We mostly stayed off the bike for the day, except for the short trip down to Emily's place … and except for a quick ride with an alternate pillion. Emily said she felt very safe.

Two people in full motorcycle gear sitting on a motorcycle.
That's not Amanda!

The rest of the day we spent walking around sightseeing. Emily's new place and old place (both awesome, in different ways). The Marshal Point lighthouse, and downtown Rockland. We even found time for a nap (because when, other than vacation, does one find time for a nap?).

Dinner was at a fun place called Conté. Orders are taken at the door, from a giant chalkboard covered with the day's catch. Just about any fish you'd want, cooked in olive oil and garlic, or covered with marinara (spicy or not), served over spaghetti. Grab your drink from the cooler on the way in, and get there early to claim a table if you want salad. Wow, though, was it some of the best fish I've had! The scallops had no grit at all. The swordfish was tender and juicy (and well-balanced by some spicy marinara). The haddock was light and flaky.

After dinner, and after failing to find a table at the new fancy place south of town, we settled on dessert at a place downtown. Delicious gelato, creme bruleé, and rubarb crisp. We pushed the dishes toward mutually reachable locations and attacked at will with our spoons.

Monday morning we decided to skip the parade, and just head for home. It's a good thing we did, too, because it turned out to be our longest day of riding yet. Some of that was due to the twenty or more minutes we spent waiting for a parade to finish. Some of it was due to a wrong turn. But mostly it was due to the 260 mile length. The bench seat on the Bonnie isn't really made for day-long sitting, so each leg caps itself between an hour and ninety minutes. That is to say, we hopped on a little after nine in the morning, and (including a stop for dinner) finally hopped off at home at six in the evening.

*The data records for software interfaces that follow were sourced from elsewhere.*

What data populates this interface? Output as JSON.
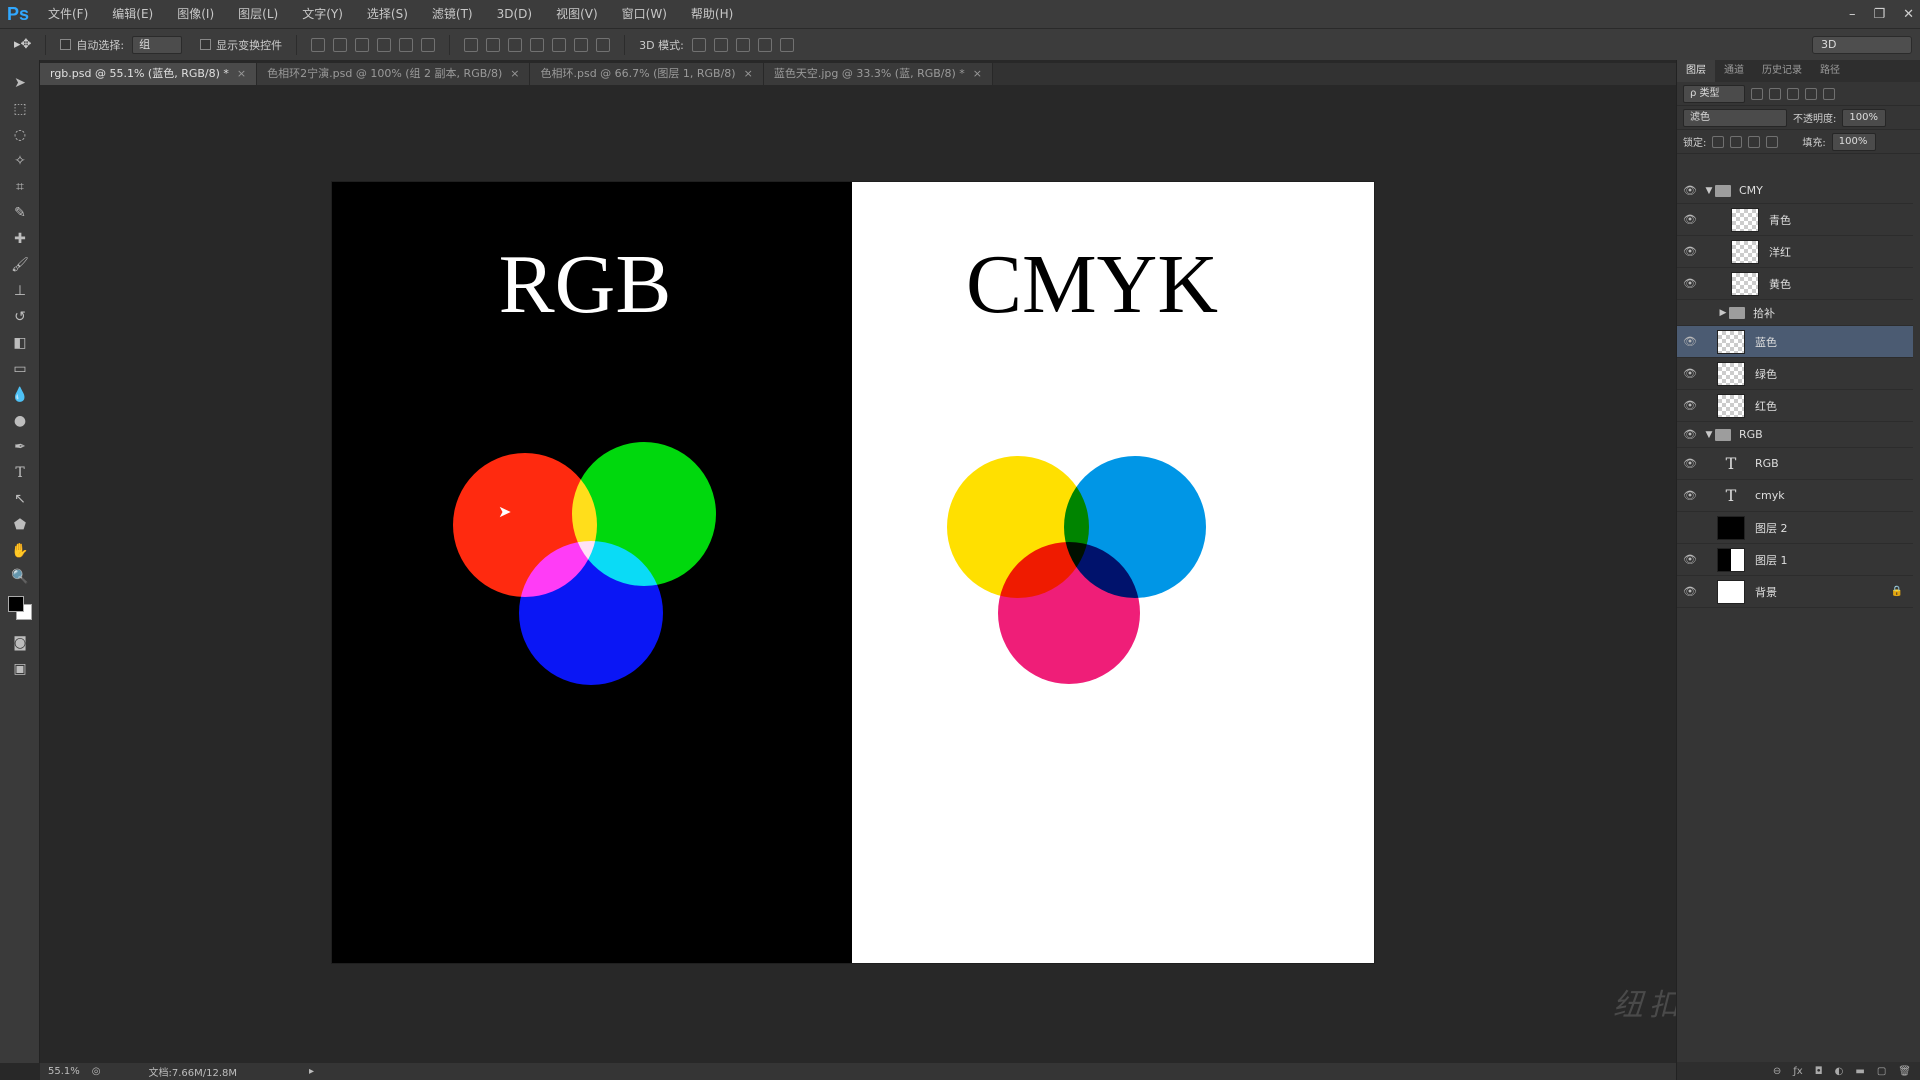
{
  "app": {
    "logo": "Ps",
    "menu": [
      "文件(F)",
      "编辑(E)",
      "图像(I)",
      "图层(L)",
      "文字(Y)",
      "选择(S)",
      "滤镜(T)",
      "3D(D)",
      "视图(V)",
      "窗口(W)",
      "帮助(H)"
    ],
    "window_controls": [
      "–",
      "❐",
      "✕"
    ]
  },
  "options": {
    "auto_select_label": "自动选择:",
    "auto_select_value": "组",
    "show_transform_label": "显示变换控件",
    "mode_3d_label": "3D 模式:",
    "workspace_value": "3D"
  },
  "tabs": [
    {
      "label": "rgb.psd @ 55.1% (蓝色, RGB/8) *",
      "active": true
    },
    {
      "label": "色相环2宁演.psd @ 100% (组 2 副本, RGB/8)",
      "active": false
    },
    {
      "label": "色相环.psd @ 66.7% (图层 1, RGB/8)",
      "active": false
    },
    {
      "label": "蓝色天空.jpg @ 33.3% (蓝, RGB/8) *",
      "active": false
    }
  ],
  "tab_close": "×",
  "canvas": {
    "left_title": "RGB",
    "right_title": "CMYK",
    "colors": {
      "rgb_bg": "#000000",
      "cmyk_bg": "#ffffff",
      "red": "#ff2a0f",
      "green": "#00d80d",
      "blue": "#0a16f5",
      "yellow": "#ffe000",
      "cyan": "#0096e6",
      "magenta": "#ef1e78"
    }
  },
  "watermark": "纽扣摄影后期教程",
  "status": {
    "zoom": "55.1%",
    "doc": "文档:7.66M/12.8M"
  },
  "panel": {
    "tabs": [
      "图层",
      "通道",
      "历史记录",
      "路径"
    ],
    "kind_label": "ρ 类型",
    "blend_mode": "滤色",
    "opacity_label": "不透明度:",
    "opacity_value": "100%",
    "lock_label": "锁定:",
    "fill_label": "填充:",
    "fill_value": "100%",
    "layers": [
      {
        "name": "CMY",
        "type": "group",
        "expanded": true,
        "visible": true,
        "depth": 0
      },
      {
        "name": "青色",
        "type": "pixel",
        "visible": true,
        "depth": 2
      },
      {
        "name": "洋红",
        "type": "pixel",
        "visible": true,
        "depth": 2
      },
      {
        "name": "黄色",
        "type": "pixel",
        "visible": true,
        "depth": 2
      },
      {
        "name": "拾补",
        "type": "group",
        "expanded": false,
        "visible": false,
        "depth": 1
      },
      {
        "name": "蓝色",
        "type": "pixel",
        "visible": true,
        "selected": true,
        "depth": 1
      },
      {
        "name": "绿色",
        "type": "pixel",
        "visible": true,
        "depth": 1
      },
      {
        "name": "红色",
        "type": "pixel",
        "visible": true,
        "depth": 1
      },
      {
        "name": "RGB",
        "type": "group",
        "expanded": true,
        "visible": true,
        "depth": 0
      },
      {
        "name": "RGB",
        "type": "text",
        "visible": true,
        "depth": 1
      },
      {
        "name": "cmyk",
        "type": "text",
        "visible": true,
        "depth": 1
      },
      {
        "name": "图层 2",
        "type": "fill-black",
        "visible": false,
        "depth": 1
      },
      {
        "name": "图层 1",
        "type": "fill-split",
        "visible": true,
        "depth": 1
      },
      {
        "name": "背景",
        "type": "fill-white",
        "visible": true,
        "locked": true,
        "depth": 1
      }
    ]
  }
}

Despite the hard end, it was a fantastic and successful trip. The bike ran great. All of the luggage and gear worked. We marked 50 miles to the gallon in fuel efficiency. I think Amanda's even willing to do it again sometime. Perhaps Vermont or New York next.

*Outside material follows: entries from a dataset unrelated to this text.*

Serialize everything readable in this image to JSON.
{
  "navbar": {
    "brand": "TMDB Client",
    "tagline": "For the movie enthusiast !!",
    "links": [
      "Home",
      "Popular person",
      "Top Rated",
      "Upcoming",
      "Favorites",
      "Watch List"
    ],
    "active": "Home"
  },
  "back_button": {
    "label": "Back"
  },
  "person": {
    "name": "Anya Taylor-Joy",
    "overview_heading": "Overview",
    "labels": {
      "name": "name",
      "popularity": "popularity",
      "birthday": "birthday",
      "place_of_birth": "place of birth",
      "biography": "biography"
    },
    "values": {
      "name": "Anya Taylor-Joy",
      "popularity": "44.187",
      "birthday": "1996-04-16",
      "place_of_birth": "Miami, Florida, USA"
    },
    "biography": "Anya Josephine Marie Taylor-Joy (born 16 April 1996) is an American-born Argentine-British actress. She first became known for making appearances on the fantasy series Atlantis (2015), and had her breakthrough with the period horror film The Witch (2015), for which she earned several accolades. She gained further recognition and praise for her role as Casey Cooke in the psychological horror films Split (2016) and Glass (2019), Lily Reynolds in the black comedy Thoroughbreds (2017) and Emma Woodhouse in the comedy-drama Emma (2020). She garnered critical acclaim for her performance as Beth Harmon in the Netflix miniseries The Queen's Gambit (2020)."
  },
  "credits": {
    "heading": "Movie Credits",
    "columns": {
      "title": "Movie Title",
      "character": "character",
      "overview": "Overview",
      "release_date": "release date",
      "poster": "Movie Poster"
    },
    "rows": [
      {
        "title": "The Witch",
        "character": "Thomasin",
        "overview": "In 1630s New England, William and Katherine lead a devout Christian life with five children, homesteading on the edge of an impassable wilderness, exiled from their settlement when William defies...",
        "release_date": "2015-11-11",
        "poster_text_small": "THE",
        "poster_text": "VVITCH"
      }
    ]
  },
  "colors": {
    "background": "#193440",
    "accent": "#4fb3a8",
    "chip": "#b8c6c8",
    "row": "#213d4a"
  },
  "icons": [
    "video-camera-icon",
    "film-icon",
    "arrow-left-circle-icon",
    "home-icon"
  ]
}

Two people in motorcycle gear standing near a green motorcycle.
Happy, Relaxed, and planning the next route

Categories: Motorcycle Travel